**Required action**:
Lines from the listing below that contain the string "icon" are to be reported.

**Exercise data**:
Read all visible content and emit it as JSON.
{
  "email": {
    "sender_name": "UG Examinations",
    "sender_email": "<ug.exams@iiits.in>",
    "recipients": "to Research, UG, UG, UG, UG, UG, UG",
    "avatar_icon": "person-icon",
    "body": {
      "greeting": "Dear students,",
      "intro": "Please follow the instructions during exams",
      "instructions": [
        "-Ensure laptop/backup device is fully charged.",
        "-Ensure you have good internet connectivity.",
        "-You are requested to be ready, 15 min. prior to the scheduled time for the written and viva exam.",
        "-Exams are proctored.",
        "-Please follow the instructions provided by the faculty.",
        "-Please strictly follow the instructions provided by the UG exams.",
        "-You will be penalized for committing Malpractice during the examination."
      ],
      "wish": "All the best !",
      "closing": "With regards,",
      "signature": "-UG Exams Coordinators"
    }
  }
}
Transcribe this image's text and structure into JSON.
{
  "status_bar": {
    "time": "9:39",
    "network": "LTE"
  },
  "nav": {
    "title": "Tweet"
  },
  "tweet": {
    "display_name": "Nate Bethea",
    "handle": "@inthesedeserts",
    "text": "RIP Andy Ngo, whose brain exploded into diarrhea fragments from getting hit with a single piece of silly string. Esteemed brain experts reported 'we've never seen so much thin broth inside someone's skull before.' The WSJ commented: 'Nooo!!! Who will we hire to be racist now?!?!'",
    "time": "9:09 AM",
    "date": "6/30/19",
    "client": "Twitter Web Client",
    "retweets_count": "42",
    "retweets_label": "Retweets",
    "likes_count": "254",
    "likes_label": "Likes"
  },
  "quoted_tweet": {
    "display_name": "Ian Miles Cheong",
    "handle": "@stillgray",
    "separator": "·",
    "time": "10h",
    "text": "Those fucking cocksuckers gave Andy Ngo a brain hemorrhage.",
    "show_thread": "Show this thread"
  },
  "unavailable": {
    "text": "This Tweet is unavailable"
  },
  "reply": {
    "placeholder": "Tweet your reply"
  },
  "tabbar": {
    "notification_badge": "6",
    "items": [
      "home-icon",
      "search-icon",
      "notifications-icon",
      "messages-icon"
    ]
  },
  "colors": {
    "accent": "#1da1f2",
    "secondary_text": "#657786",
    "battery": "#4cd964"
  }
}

**Expected output**:
    "avatar_icon": "person-icon",
      "home-icon",
      "search-icon",
      "notifications-icon",
      "messages-icon"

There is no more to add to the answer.